More Fur Color Variations in Grey Squirrels
In a hub article a couple of months ago I described a blond squirrel that frequented my backyard feeder. In it I also had a fleeting photo of a black squirrel that I assumed was a "catch and release". Although we live in a wooded area many people don’t appreciate the woods being that close and live-capture squirrels and other animals to release in the woods near the lake. Lots of them find their way to my house for a brief food stop and then head home. I assumed Blackie fell into that category since I only saw him once.
Three weeks later, blackie was back and now seems to be regular, though a bit more skittish than the rest of the regulars. Guess if I'd been caught I'd be wary too.
Now that he's a regular and I can get a good look, I see what makes him more distinctive than just a dark body undercoat. It's the dark belly fur that's so odd.
Eastern Grey squirrels have six genes or gene groups that control fur color for different parts of their body. And, like all mammal have two types or colors of melanin that can be produces: black and blond/red/brown (depending on density). Theoretically, all colors from all black to all white (lack of any melanin) are genetic possibilities. But typical Greys have a grey body undercoat, brown overcoat, and white belly. Though the under and over coat can vary in intensity from very dark to very light, it's the overall scheme that gives them their characteristic appearance
Blackie's black undercoat is only a few shaded darker than the darkest "typical" grey , the black belly and overcoat make for an odd looking animal.

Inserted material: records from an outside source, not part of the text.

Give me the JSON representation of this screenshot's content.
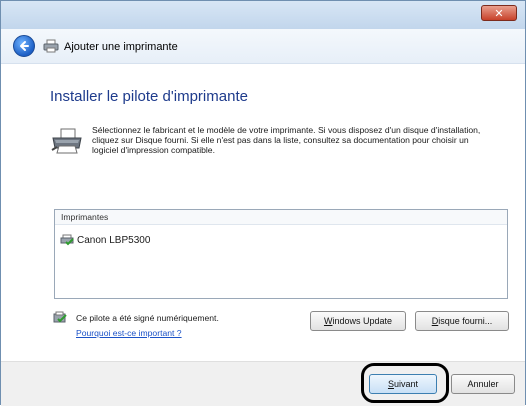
{
  "window": {
    "title": "Ajouter une imprimante",
    "close_symbol": "✕"
  },
  "page": {
    "heading": "Installer le pilote d'imprimante",
    "description": "Sélectionnez le fabricant et le modèle de votre imprimante. Si vous disposez d'un disque d'installation, cliquez sur Disque fourni. Si elle n'est pas dans la liste, consultez sa documentation pour choisir un logiciel d'impression compatible."
  },
  "list": {
    "header": "Imprimantes",
    "items": [
      {
        "label": "Canon LBP5300",
        "icon": "printer-icon"
      }
    ]
  },
  "driver": {
    "signed_text": "Ce pilote a été signé numériquement.",
    "why_link": "Pourquoi est-ce important ?"
  },
  "buttons": {
    "windows_update": {
      "underlined": "W",
      "rest": "indows Update"
    },
    "disk": {
      "underlined": "D",
      "rest": "isque fourni..."
    },
    "next": {
      "underlined": "S",
      "rest": "uivant"
    },
    "cancel": "Annuler"
  },
  "icons": {
    "back": "back-arrow-icon",
    "header_printer": "printer-icon",
    "big_printer": "printer-icon",
    "signed": "certified-driver-icon"
  },
  "colors": {
    "heading": "#1e3b8c",
    "link": "#1b52c7",
    "close": "#c7412a"
  }
}
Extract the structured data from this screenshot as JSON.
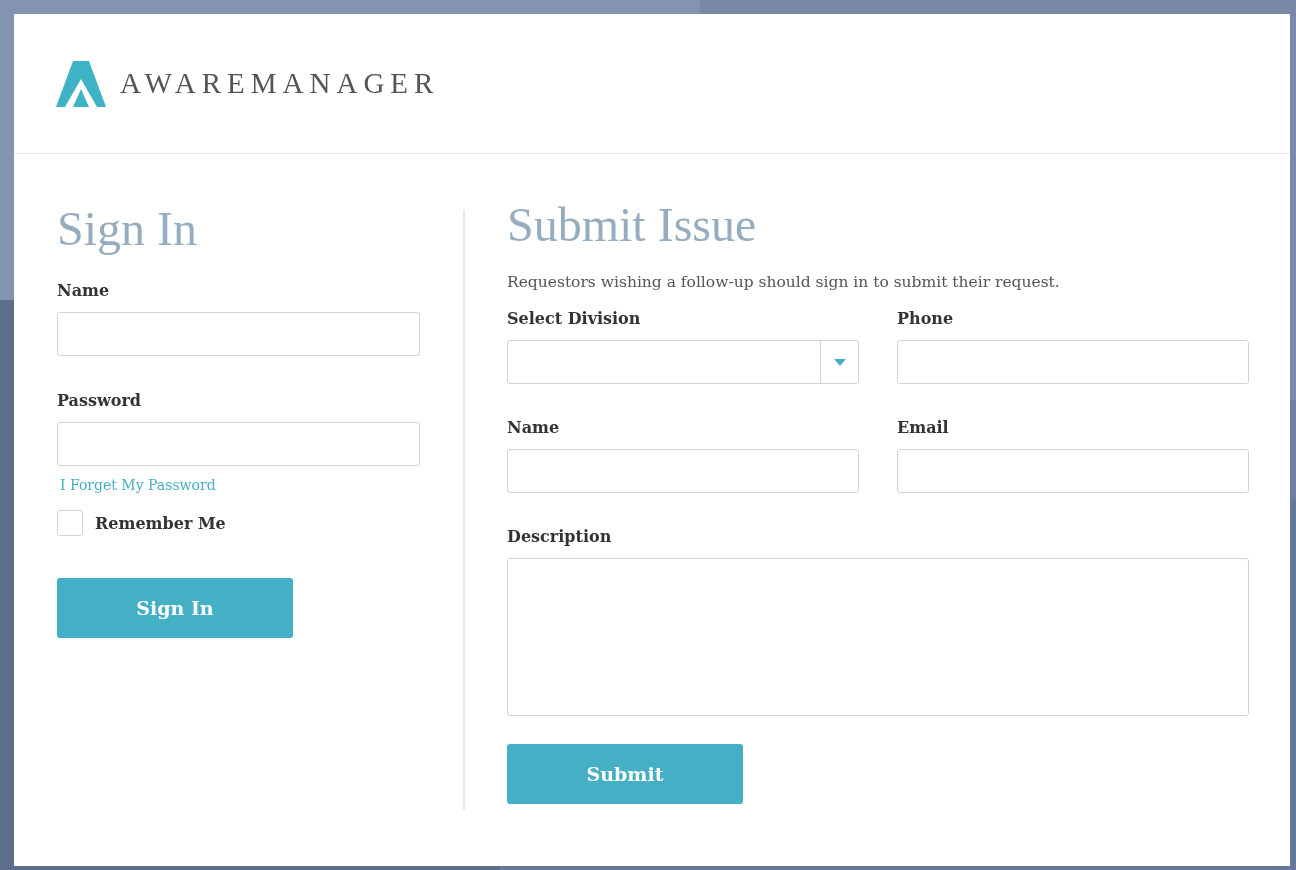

The other squirrels don’t seem to notice though.
He most likely has a condition called melanosis or hyperpigmentation where all the genes are cranking out max melanin.